Logan is a volunteer for the Science Factory, a children’s science museum in Eugene, Oregon. “A couple of months ago we did a space-themed fundraiser, with guest speaker Teriq Malik, so I drew up a 50s style sci-fi rocket that’s 4 inches tall for a fundraiser with “Science Factory Gala 2015” printed on the side,” says Logan. “I printed over 40 rockets (blue, white, and a few green), which were used for decoration at the tables. When the event ended and everyone left, the rockets disappeared with them! I even had to print out a few more for people who wanted one. It was a fun project and great to see that everyone loved the rockets. My partner may feel differently, though! She was less enthusiastic about my starting up the ‘rocket factory’ at 7 am,” he laughs.
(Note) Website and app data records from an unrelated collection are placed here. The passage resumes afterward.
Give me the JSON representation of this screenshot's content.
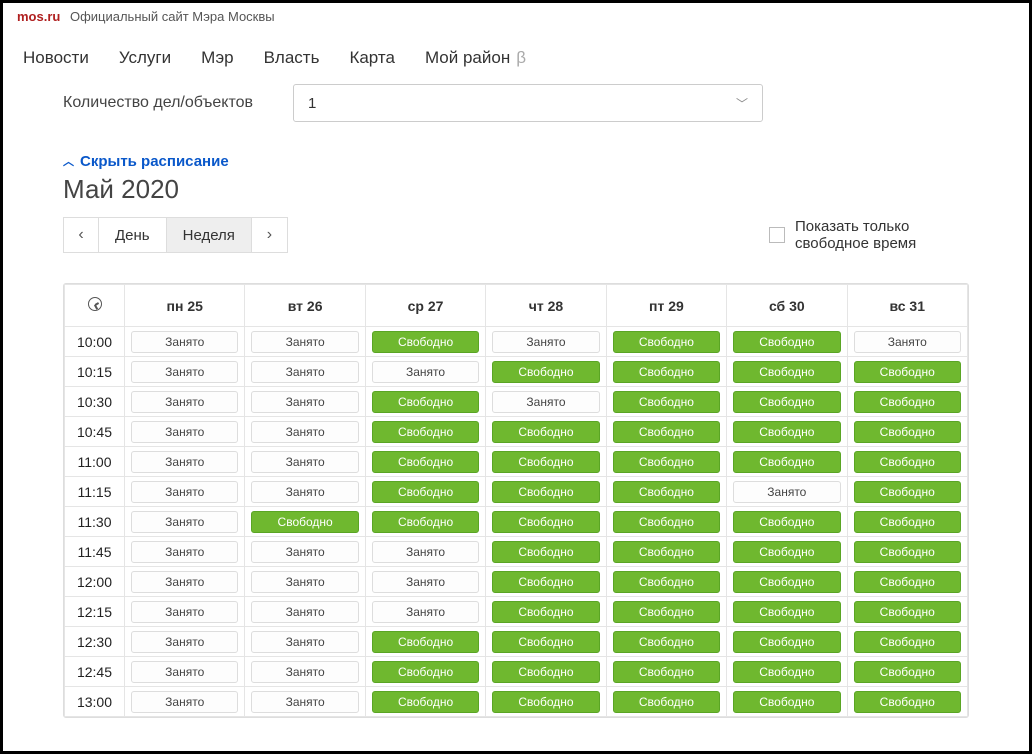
{
  "top": {
    "brand": "mos.ru",
    "slogan": "Официальный сайт Мэра Москвы"
  },
  "nav": {
    "items": [
      "Новости",
      "Услуги",
      "Мэр",
      "Власть",
      "Карта",
      "Мой район"
    ],
    "beta": "β"
  },
  "filter": {
    "label": "Количество дел/объектов",
    "value": "1"
  },
  "toggle": "Скрыть расписание",
  "month": "Май 2020",
  "seg": {
    "day": "День",
    "week": "Неделя"
  },
  "show_free": "Показать только свободное время",
  "status": {
    "busy": "Занято",
    "free": "Свободно"
  },
  "days": [
    "пн 25",
    "вт 26",
    "ср 27",
    "чт 28",
    "пт 29",
    "сб 30",
    "вс 31"
  ],
  "times": [
    "10:00",
    "10:15",
    "10:30",
    "10:45",
    "11:00",
    "11:15",
    "11:30",
    "11:45",
    "12:00",
    "12:15",
    "12:30",
    "12:45",
    "13:00"
  ],
  "slots": [
    [
      "b",
      "b",
      "f",
      "b",
      "f",
      "f",
      "b"
    ],
    [
      "b",
      "b",
      "b",
      "f",
      "f",
      "f",
      "f"
    ],
    [
      "b",
      "b",
      "f",
      "b",
      "f",
      "f",
      "f"
    ],
    [
      "b",
      "b",
      "f",
      "f",
      "f",
      "f",
      "f"
    ],
    [
      "b",
      "b",
      "f",
      "f",
      "f",
      "f",
      "f"
    ],
    [
      "b",
      "b",
      "f",
      "f",
      "f",
      "b",
      "f"
    ],
    [
      "b",
      "f",
      "f",
      "f",
      "f",
      "f",
      "f"
    ],
    [
      "b",
      "b",
      "b",
      "f",
      "f",
      "f",
      "f"
    ],
    [
      "b",
      "b",
      "b",
      "f",
      "f",
      "f",
      "f"
    ],
    [
      "b",
      "b",
      "b",
      "f",
      "f",
      "f",
      "f"
    ],
    [
      "b",
      "b",
      "f",
      "f",
      "f",
      "f",
      "f"
    ],
    [
      "b",
      "b",
      "f",
      "f",
      "f",
      "f",
      "f"
    ],
    [
      "b",
      "b",
      "f",
      "f",
      "f",
      "f",
      "f"
    ]
  ]
}
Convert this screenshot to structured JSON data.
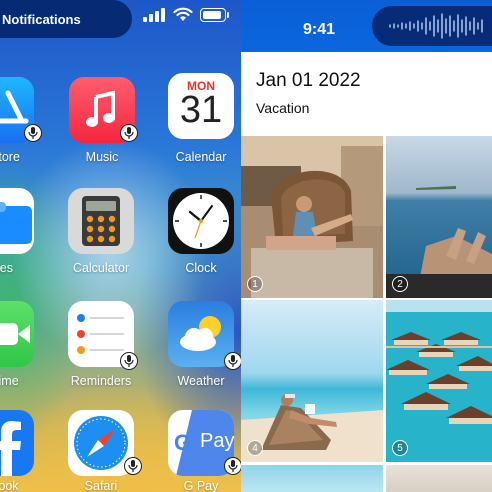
{
  "left": {
    "notification_pill": "Notifications",
    "apps": [
      {
        "label": "Store",
        "icon": "app-store-icon"
      },
      {
        "label": "Music",
        "icon": "music-icon"
      },
      {
        "label": "Calendar",
        "icon": "calendar-icon",
        "month": "MON",
        "day": "31"
      },
      {
        "label": "les",
        "icon": "files-icon"
      },
      {
        "label": "Calculator",
        "icon": "calculator-icon"
      },
      {
        "label": "Clock",
        "icon": "clock-icon"
      },
      {
        "label": "Time",
        "icon": "facetime-icon"
      },
      {
        "label": "Reminders",
        "icon": "reminders-icon"
      },
      {
        "label": "Weather",
        "icon": "weather-icon"
      },
      {
        "label": "book",
        "icon": "facebook-icon"
      },
      {
        "label": "Safari",
        "icon": "safari-icon"
      },
      {
        "label": "G Pay",
        "icon": "google-pay-icon",
        "pay_text": "Pay"
      }
    ]
  },
  "right": {
    "status_time": "9:41",
    "album_date": "Jan 01 2022",
    "album_name": "Vacation",
    "photos": [
      {
        "number": "1",
        "subject": "woman in rattan chair on terrace"
      },
      {
        "number": "2",
        "subject": "feet over ocean"
      },
      {
        "number": "4",
        "subject": "person on beach lounger"
      },
      {
        "number": "5",
        "subject": "overwater villas"
      }
    ]
  },
  "colors": {
    "header_blue": "#0b62da",
    "island_navy": "#062c78",
    "calendar_red": "#e5352b"
  }
}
“I also printed out a Plutonian spacecraft, since one of the routines in the fundraiser was a dance that involved planets. A little girl was dressed as Pluto and kept getting shooed out since Pluto isn’t considered a planet anymore. So I put a disclaimer as a joke on the Plutonian spacecraft: ‘Any dwarf references to planets with tiny solar orbits are not intended. Orbit size is accurate science – The Plutonian Legal Department’. People loved it!”
Logan admits that he wanted to take the printer to the fundraiser, but didn’t have anything to protect it with. “This printer does a lot for me! I wouldn’t want it getting broken.”
Past and Current Projects
Although Logan has been doing mostly bicycle projects recently, he’s also done some automotive and household things. “I’ve worked with CoPoly Tech and Delta Kits, for example. Currently, I’m working for Rivendell Bicycle Works in California, and Day 6 Bicycles in Iowa, as well as GlideCycle. GlideCycle is a very unique bicycle. It’s actually a running bike: a frame that goes overhead that takes the weight off when you run. I’ve helped with some of the pieces that go into the bike, and the 3D printer has helped to show what those pieces will look like, before they are produced.”
“Another interesting project I did was for WDA Systems. The gentleman who run the company has spent a couple of decades as a utility linesman, and wanted to keep squirrels and birds from making nests in utilities. He approached me with a spike ball he had made of Styrofoam with toothpicks. He needed it made out of plastic. I was able to design three parts that, when put together, create the ball.”
“I was able to test it with a 3D printed version, and then send the final design over to injection molder, with a reasonable degree of security that things would all work. Molds cost something around $30,000, so you want it dialed in by the time you get to that point. I’m able to do that with the Afinia 3D printer.”
“The Afinia 3D printer also allows me to do smaller ‘fix-it’ projects at home. Our house was built in 1946 and has a older toilet paper hanger. When the roll gets used, the hanging section of toilet paper can actually make the rest of the roll unravel. So, I printed out a white plastic clip that is able to press lightly on the roll and keep the paper from unraveling. It’s great that I can use the Afinia for both large projects and simpler projects, alike.”
Words of Wisdom
“There is an old rule of thumb that goes ‘don’t design to your prototyping capability,’” explains Logan. “My goal is to design for lowest cost and best performance, and then figure out how to get it made. This was a big jump for people before, but now you use 3D printing to print it out. It makes a huge difference.”